The Ides of January...

With the Chinese New Year going on, the airport is a busy place. Mobs of people are literally waiting in long lines to get into other long lines. Often, you have to listen to anger and frustration thrown at you about the long lines, along with the occasional remark about our security measures, and curiosity about the construction going on right now. And yes, we tend to get equally frustrated at the passengers, our staff, and the TSA. Most of us are cordial though. And by the way, the flu season is in full swing. Every time I see a person coming towards me with a mask on their face I wonder how great I'm going to feel in the morning.

Some of my co-workers use gloves for just that reason. Sadly, viral agents like influenza are airborne.

It's great working in the airport.

Contrast that with working in the library. This is a community place, so it is not as quiet as most of us have come to understand libraries to be. I interact with people here as much as I do at the airport. There are no mobs. And when there is anger and frustration, it has more to do with material we ought to have or library fines that patrons feel are mistakes. Or in the afternoon, when the high school lets out, the hordes of kids and tutors or would-be-tutors get angry and frustrated that we don't have enough private study rooms for them to use. We get as frustrated at them, at ourselves, and the universe. And of course, the flu season is in full swing, apparent by the number of young children and adults who are sneezing before they get to my station. Every time I touch a book given to me by a sick patron I wonder how great I'm going to feel in the morning.

Some of my co-workers use hand-sanitizer religiously after each encounter. Unfortunately, there is no nose-sanitizer.

It's great working in the library.


Aside from going to sleep at odd hours, I have no real complaint about my two jobs. Many people are struggling to find one. Besides that, I see so many things each time I complete a shift that the experiences are worth the time.

I know what you're thinking; the above paragraphs sound like complaints. They are an exercise in tone. The tone is very bleak and somewhat cynical/sarcastic; the line, "It's great working in the..." hints at sarcasm.

How I wished to portray the events I've observed would be dictated by how I felt about them, which in turn would dictate the tone of the narration.
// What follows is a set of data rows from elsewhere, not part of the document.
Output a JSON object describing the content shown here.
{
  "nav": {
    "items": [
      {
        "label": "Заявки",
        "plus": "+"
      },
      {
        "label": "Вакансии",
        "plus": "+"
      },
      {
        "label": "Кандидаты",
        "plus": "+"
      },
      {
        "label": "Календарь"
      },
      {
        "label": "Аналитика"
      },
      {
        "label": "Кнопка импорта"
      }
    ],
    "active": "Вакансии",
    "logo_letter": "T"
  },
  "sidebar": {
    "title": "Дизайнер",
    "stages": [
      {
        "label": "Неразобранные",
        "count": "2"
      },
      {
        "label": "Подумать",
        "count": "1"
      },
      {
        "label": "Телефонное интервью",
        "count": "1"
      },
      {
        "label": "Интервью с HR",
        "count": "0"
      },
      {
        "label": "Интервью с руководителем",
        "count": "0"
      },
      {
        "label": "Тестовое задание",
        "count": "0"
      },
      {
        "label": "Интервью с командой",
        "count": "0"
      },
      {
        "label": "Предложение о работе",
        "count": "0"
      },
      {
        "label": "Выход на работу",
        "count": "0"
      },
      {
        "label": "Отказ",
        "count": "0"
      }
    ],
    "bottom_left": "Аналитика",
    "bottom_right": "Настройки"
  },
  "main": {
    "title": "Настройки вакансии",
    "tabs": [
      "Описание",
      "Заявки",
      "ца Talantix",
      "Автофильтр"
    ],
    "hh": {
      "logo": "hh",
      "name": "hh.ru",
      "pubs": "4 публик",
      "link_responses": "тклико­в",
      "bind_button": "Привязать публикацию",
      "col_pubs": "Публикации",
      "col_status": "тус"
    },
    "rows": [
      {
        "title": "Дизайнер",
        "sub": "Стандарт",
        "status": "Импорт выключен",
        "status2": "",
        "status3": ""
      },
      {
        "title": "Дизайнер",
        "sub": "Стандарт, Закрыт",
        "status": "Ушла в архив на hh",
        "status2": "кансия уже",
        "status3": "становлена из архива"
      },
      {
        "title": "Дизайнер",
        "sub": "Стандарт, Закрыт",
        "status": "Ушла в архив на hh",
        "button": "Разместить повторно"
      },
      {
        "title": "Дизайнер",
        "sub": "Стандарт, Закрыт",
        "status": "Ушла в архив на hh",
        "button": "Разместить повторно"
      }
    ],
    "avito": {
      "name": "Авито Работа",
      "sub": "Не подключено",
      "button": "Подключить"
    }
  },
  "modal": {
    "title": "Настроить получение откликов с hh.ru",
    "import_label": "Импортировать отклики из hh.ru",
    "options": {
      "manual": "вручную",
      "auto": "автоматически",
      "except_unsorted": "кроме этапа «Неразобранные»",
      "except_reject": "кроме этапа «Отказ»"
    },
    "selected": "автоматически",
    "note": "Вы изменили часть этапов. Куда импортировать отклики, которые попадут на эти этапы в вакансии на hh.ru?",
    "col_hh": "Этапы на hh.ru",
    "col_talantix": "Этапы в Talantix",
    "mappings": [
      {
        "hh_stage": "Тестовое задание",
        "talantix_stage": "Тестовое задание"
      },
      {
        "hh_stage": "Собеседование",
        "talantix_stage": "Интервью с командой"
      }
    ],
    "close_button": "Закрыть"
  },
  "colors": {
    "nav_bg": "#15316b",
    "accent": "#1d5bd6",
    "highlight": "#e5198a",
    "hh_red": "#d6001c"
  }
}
It is a magnificent web of interconnections that the writer can manipulate with word-strategies.

But, of course, you noticed that what I described above is not fiction... The little emotional fictions that are our emotional responses to our day fuel the larger fictions writers produce.

I'm currently stuck in the depths of the novel called The Night Circus. I think I have been reading it for months. The chapters are very short so that it feels like I'm reading a great deal per reading period, but in the end it's mostly like ten pages. The story is interesting enough where I don't want to quit (but there is junk, so I don't want to keep reading it for long periods at a time).

Aside from that, I'm settling into a pattern of writing that is working well. And with a new writing instrument, I managed to finish another Wizard story.

Two more to go!